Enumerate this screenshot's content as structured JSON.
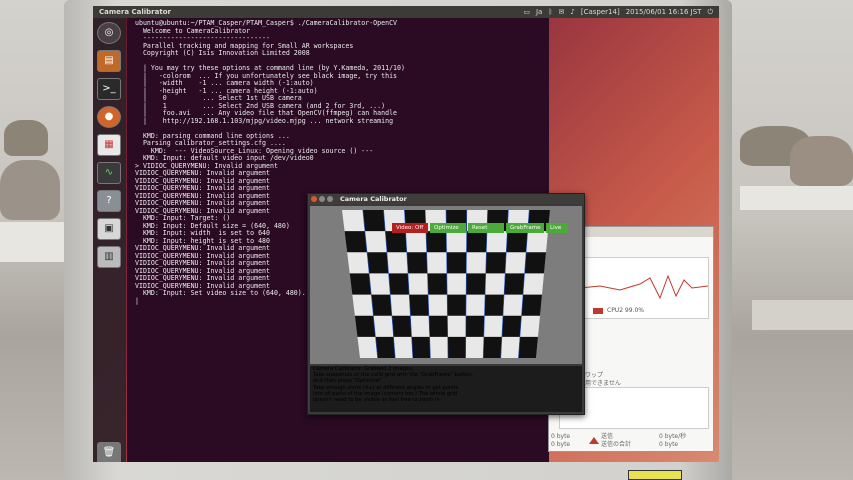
{
  "colors": {
    "terminal_bg": "#2b0a24",
    "terminal_fg": "#ececec",
    "panel_bg": "#3c3b37",
    "cpu_red": "#c0392b",
    "btn_red": "#b42020",
    "btn_green": "#4caa3a",
    "message_yellow": "#f0e060"
  },
  "top_panel": {
    "app_title": "Camera Calibrator",
    "user_badge": "[Casper14]",
    "datetime": "2015/06/01 16:16 JST",
    "ime": "Ja"
  },
  "launcher": {
    "icons": [
      "ubuntu-dash-icon",
      "files-icon",
      "terminal-icon",
      "firefox-icon",
      "libreoffice-icon",
      "system-monitor-icon",
      "help-icon",
      "software-icon",
      "workspace-icon",
      "trash-icon"
    ]
  },
  "terminal": {
    "lines": [
      "ubuntu@ubuntu:~/PTAM_Casper/PTAM_Casper$ ./CameraCalibrator-OpenCV",
      "  Welcome to CameraCalibrator",
      "  --------------------------------",
      "  Parallel tracking and mapping for Small AR workspaces",
      "  Copyright (C) Isis Innovation Limited 2008",
      "",
      "  | You may try these options at command line (by Y.Kameda, 2011/10)",
      "  |   -colorom  ... If you unfortunately see black image, try this",
      "  |   -width    -1 ... camera width (-1:auto)",
      "  |   -height   -1 ... camera height (-1:auto)",
      "  |    0         ... Select 1st USB camera",
      "  |    1         ... Select 2nd USB camera (and 2 for 3rd, ...)",
      "  |    foo.avi   ... Any video file that OpenCV(ffmpeg) can handle",
      "  |    http://192.168.1.103/mjpg/video.mjpg ... network streaming",
      "",
      "  KMD: parsing command line options ...",
      "  Parsing calibrator_settings.cfg ....",
      "    KMD:  --- VideoSource_Linux: Opening video source () ---",
      "  KMD: Input: default video input /dev/video0",
      "> VIDIOC_QUERYMENU: Invalid argument",
      "VIDIOC_QUERYMENU: Invalid argument",
      "VIDIOC_QUERYMENU: Invalid argument",
      "VIDIOC_QUERYMENU: Invalid argument",
      "VIDIOC_QUERYMENU: Invalid argument",
      "VIDIOC_QUERYMENU: Invalid argument",
      "VIDIOC_QUERYMENU: Invalid argument",
      "  KMD: Input: Target: ()",
      "  KMD: Input: Default size = (640, 480)",
      "  KMD: Input: width  is set to 640",
      "  KMD: Input: height is set to 480",
      "VIDIOC_QUERYMENU: Invalid argument",
      "VIDIOC_QUERYMENU: Invalid argument",
      "VIDIOC_QUERYMENU: Invalid argument",
      "VIDIOC_QUERYMENU: Invalid argument",
      "VIDIOC_QUERYMENU: Invalid argument",
      "VIDIOC_QUERYMENU: Invalid argument",
      "  KMD: Input: Set video size to (640, 480).",
      "|"
    ]
  },
  "system_monitor": {
    "cpu_legend": "CPU2 99.0%",
    "swap_label": "スワップ",
    "swap_value": "利用できません",
    "net_recv_label": "送信",
    "net_recv_total": "送信の合計",
    "net_recv_value": "0 byte/秒",
    "net_recv_bytes": "0 byte",
    "net_left_value": "0 byte",
    "net_left_bytes": "0 byte"
  },
  "calibrator": {
    "window_title": "Camera Calibrator",
    "buttons": {
      "video_off": "Video: Off",
      "optimize": "Optimize",
      "reset": "Reset",
      "grab_frame": "GrabFrame",
      "live": "Live"
    },
    "messages": [
      "Camera Calibrator: Grabbed 2 images.",
      "Take snapshots of the calib grid with the \"GrabFrame\" button,",
      "and then press \"Optimize\".",
      "Take enough shots (4+) at different angles to get points",
      "into all parts of the image (corners too.) The whole grid",
      "doesn't need to be visible so feel free to zoom in."
    ]
  }
}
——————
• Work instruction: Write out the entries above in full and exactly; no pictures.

• Result of this exercise:
Enumerate this screenshot's content as structured JSON.
{
  "colors": {
    "terminal_bg": "#2b0a24",
    "terminal_fg": "#ececec",
    "panel_bg": "#3c3b37",
    "cpu_red": "#c0392b",
    "btn_red": "#b42020",
    "btn_green": "#4caa3a",
    "message_yellow": "#f0e060"
  },
  "top_panel": {
    "app_title": "Camera Calibrator",
    "user_badge": "[Casper14]",
    "datetime": "2015/06/01 16:16 JST",
    "ime": "Ja"
  },
  "launcher": {
    "icons": [
      "ubuntu-dash-icon",
      "files-icon",
      "terminal-icon",
      "firefox-icon",
      "libreoffice-icon",
      "system-monitor-icon",
      "help-icon",
      "software-icon",
      "workspace-icon",
      "trash-icon"
    ]
  },
  "terminal": {
    "lines": [
      "ubuntu@ubuntu:~/PTAM_Casper/PTAM_Casper$ ./CameraCalibrator-OpenCV",
      "  Welcome to CameraCalibrator",
      "  --------------------------------",
      "  Parallel tracking and mapping for Small AR workspaces",
      "  Copyright (C) Isis Innovation Limited 2008",
      "",
      "  | You may try these options at command line (by Y.Kameda, 2011/10)",
      "  |   -colorom  ... If you unfortunately see black image, try this",
      "  |   -width    -1 ... camera width (-1:auto)",
      "  |   -height   -1 ... camera height (-1:auto)",
      "  |    0         ... Select 1st USB camera",
      "  |    1         ... Select 2nd USB camera (and 2 for 3rd, ...)",
      "  |    foo.avi   ... Any video file that OpenCV(ffmpeg) can handle",
      "  |    http://192.168.1.103/mjpg/video.mjpg ... network streaming",
      "",
      "  KMD: parsing command line options ...",
      "  Parsing calibrator_settings.cfg ....",
      "    KMD:  --- VideoSource_Linux: Opening video source () ---",
      "  KMD: Input: default video input /dev/video0",
      "> VIDIOC_QUERYMENU: Invalid argument",
      "VIDIOC_QUERYMENU: Invalid argument",
      "VIDIOC_QUERYMENU: Invalid argument",
      "VIDIOC_QUERYMENU: Invalid argument",
      "VIDIOC_QUERYMENU: Invalid argument",
      "VIDIOC_QUERYMENU: Invalid argument",
      "VIDIOC_QUERYMENU: Invalid argument",
      "  KMD: Input: Target: ()",
      "  KMD: Input: Default size = (640, 480)",
      "  KMD: Input: width  is set to 640",
      "  KMD: Input: height is set to 480",
      "VIDIOC_QUERYMENU: Invalid argument",
      "VIDIOC_QUERYMENU: Invalid argument",
      "VIDIOC_QUERYMENU: Invalid argument",
      "VIDIOC_QUERYMENU: Invalid argument",
      "VIDIOC_QUERYMENU: Invalid argument",
      "VIDIOC_QUERYMENU: Invalid argument",
      "  KMD: Input: Set video size to (640, 480).",
      "|"
    ]
  },
  "system_monitor": {
    "cpu_legend": "CPU2 99.0%",
    "swap_label": "スワップ",
    "swap_value": "利用できません",
    "net_recv_label": "送信",
    "net_recv_total": "送信の合計",
    "net_recv_value": "0 byte/秒",
    "net_recv_bytes": "0 byte",
    "net_left_value": "0 byte",
    "net_left_bytes": "0 byte"
  },
  "calibrator": {
    "window_title": "Camera Calibrator",
    "buttons": {
      "video_off": "Video: Off",
      "optimize": "Optimize",
      "reset": "Reset",
      "grab_frame": "GrabFrame",
      "live": "Live"
    },
    "messages": [
      "Camera Calibrator: Grabbed 2 images.",
      "Take snapshots of the calib grid with the \"GrabFrame\" button,",
      "and then press \"Optimize\".",
      "Take enough shots (4+) at different angles to get points",
      "into all parts of the image (corners too.) The whole grid",
      "doesn't need to be visible so feel free to zoom in."
    ]
  }
}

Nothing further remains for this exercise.